[RECORD SET — start]

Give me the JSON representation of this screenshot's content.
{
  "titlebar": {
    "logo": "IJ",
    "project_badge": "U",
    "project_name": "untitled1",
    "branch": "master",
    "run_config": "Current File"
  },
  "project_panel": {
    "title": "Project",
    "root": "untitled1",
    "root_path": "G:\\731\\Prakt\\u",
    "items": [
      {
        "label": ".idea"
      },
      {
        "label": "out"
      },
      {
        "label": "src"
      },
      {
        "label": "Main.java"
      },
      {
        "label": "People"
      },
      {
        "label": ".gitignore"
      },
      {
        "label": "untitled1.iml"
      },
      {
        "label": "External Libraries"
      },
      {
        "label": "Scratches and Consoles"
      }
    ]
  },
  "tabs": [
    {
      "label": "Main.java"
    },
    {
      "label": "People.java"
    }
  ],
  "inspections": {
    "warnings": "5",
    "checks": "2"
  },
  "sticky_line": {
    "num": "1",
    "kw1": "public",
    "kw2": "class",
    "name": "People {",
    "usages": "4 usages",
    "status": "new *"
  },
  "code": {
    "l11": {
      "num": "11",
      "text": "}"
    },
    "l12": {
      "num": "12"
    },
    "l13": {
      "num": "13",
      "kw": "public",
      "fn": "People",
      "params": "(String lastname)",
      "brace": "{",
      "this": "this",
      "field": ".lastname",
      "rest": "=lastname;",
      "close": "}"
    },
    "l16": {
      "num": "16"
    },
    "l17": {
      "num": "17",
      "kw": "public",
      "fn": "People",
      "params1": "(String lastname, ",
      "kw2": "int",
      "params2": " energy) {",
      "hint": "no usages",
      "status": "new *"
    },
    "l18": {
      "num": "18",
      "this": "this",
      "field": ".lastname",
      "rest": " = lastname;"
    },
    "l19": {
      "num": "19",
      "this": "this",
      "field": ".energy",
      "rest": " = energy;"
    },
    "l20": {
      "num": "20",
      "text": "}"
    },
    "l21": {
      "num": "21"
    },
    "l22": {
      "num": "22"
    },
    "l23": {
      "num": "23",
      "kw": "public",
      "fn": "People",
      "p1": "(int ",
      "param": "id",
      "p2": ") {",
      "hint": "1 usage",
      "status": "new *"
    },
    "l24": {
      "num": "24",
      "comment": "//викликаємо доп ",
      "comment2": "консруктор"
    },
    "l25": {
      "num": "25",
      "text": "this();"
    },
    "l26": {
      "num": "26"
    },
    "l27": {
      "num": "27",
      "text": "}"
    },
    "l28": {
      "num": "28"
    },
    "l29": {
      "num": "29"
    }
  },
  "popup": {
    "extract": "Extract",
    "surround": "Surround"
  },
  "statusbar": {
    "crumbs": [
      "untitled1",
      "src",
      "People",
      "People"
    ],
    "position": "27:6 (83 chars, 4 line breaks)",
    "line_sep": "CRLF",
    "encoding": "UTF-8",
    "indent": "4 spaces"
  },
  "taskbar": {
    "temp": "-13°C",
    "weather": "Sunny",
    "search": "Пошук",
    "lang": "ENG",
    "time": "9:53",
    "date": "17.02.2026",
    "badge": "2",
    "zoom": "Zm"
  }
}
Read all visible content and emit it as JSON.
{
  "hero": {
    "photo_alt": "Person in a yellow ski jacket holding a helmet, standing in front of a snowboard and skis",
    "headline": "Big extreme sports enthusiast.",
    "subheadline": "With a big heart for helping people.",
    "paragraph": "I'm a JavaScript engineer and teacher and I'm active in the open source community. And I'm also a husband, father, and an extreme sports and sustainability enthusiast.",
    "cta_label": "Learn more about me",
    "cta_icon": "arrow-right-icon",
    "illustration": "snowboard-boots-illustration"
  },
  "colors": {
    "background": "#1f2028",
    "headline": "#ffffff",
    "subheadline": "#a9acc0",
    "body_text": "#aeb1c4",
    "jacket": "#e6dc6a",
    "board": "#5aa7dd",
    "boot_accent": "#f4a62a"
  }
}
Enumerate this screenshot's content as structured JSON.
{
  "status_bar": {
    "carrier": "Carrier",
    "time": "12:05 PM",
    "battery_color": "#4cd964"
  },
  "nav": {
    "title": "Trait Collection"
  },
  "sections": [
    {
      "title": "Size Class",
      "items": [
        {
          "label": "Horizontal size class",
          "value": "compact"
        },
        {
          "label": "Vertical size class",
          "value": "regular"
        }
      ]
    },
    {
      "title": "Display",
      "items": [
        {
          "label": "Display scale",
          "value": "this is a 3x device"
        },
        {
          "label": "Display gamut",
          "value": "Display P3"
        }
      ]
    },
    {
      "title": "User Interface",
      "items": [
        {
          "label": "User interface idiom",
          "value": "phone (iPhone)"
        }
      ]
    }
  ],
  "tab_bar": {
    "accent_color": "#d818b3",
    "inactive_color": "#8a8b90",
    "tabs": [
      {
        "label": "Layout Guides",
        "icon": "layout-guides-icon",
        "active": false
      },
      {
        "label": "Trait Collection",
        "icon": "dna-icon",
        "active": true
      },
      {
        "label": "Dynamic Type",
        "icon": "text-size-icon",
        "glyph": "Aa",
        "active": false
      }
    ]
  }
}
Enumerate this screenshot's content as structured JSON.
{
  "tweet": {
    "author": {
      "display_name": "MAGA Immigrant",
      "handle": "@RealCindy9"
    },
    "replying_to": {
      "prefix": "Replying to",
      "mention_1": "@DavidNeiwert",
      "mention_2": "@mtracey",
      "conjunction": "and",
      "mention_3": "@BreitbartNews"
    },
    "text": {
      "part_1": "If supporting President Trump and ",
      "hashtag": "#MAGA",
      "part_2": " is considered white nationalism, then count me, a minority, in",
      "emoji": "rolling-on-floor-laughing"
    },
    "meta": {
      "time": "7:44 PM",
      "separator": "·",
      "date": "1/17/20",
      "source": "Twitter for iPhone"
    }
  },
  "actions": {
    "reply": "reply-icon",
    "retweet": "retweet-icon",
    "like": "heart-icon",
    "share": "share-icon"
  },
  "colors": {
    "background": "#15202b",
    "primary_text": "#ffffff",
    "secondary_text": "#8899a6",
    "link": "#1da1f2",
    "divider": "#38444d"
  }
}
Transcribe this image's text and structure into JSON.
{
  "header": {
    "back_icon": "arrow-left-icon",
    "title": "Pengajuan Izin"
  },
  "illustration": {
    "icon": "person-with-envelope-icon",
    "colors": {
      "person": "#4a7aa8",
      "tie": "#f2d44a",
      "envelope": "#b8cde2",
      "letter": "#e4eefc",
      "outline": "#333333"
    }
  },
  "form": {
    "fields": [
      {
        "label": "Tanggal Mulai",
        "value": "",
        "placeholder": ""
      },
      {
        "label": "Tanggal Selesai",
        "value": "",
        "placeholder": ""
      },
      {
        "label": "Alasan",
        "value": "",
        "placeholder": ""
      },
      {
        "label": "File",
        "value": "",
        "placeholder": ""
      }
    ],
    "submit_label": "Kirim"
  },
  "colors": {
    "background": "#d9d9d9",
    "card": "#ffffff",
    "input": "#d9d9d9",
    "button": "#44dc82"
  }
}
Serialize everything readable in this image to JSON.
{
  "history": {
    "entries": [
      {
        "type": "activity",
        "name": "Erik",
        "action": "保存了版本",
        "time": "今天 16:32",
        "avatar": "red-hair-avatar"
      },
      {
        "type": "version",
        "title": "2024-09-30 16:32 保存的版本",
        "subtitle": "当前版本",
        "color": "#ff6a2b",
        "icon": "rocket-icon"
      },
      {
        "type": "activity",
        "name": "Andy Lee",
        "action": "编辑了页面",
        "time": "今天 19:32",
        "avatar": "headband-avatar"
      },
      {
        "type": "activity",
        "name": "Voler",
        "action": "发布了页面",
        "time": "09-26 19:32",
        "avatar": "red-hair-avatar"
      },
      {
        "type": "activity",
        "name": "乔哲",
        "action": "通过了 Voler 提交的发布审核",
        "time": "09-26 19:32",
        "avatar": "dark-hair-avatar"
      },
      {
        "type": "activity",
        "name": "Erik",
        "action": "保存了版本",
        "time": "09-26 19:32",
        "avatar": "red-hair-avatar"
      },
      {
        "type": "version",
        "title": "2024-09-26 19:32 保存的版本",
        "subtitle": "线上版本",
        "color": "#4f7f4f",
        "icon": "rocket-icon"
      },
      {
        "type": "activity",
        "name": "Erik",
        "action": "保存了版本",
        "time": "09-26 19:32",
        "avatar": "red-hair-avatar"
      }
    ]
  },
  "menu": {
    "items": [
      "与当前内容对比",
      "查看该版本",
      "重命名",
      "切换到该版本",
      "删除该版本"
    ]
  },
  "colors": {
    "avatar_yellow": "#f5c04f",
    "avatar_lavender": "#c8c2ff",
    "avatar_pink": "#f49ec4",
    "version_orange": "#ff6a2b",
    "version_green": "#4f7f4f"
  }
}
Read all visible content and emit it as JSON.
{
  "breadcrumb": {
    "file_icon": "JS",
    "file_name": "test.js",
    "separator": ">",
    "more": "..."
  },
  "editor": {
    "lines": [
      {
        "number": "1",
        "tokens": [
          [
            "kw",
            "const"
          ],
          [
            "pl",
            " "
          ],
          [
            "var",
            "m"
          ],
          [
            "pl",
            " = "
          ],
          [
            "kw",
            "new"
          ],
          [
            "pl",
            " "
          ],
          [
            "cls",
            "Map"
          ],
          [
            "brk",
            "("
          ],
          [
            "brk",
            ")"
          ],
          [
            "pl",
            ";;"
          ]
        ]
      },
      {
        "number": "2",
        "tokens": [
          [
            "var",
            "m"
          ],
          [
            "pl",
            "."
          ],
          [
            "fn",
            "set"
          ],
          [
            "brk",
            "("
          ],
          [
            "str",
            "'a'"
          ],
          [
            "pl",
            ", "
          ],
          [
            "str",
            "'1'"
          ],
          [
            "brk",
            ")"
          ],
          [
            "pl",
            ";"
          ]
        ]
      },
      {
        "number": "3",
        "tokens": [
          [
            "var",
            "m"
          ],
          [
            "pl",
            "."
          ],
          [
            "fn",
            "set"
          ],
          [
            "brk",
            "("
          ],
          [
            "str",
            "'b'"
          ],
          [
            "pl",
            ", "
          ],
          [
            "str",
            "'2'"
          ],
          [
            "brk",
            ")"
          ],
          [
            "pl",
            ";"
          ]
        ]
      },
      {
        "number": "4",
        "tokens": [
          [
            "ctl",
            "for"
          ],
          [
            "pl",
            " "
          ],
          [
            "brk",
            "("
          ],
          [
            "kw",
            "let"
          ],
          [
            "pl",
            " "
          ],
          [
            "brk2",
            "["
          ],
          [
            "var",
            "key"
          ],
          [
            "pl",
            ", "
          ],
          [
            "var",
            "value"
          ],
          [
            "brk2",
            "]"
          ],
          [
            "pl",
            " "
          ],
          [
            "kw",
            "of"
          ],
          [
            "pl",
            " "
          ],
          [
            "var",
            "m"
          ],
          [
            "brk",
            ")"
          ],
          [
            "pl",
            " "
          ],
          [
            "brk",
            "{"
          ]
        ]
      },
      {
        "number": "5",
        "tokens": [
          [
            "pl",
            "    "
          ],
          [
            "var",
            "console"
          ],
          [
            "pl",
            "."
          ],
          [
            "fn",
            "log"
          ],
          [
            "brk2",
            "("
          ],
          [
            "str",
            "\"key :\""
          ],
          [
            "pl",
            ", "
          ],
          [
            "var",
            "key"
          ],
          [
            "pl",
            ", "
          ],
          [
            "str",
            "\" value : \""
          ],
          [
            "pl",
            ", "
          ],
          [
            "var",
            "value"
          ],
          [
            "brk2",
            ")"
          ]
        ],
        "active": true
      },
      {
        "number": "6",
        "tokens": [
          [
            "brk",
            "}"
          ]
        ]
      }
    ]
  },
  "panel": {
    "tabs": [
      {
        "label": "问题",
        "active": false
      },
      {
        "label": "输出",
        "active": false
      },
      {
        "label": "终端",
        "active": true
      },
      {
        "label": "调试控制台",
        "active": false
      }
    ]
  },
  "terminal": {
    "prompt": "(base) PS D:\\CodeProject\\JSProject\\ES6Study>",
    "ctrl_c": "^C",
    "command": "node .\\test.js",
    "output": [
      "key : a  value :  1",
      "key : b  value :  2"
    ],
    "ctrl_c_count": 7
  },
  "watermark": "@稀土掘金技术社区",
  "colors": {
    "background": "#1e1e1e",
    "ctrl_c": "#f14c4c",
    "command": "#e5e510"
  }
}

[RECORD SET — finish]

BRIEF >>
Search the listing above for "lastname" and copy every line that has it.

RESPONSE BOX >>
      "params": "(String lastname)",
      "field": ".lastname",
      "rest": "=lastname;",
      "params1": "(String lastname, ",
      "field": ".lastname",
      "rest": " = lastname;"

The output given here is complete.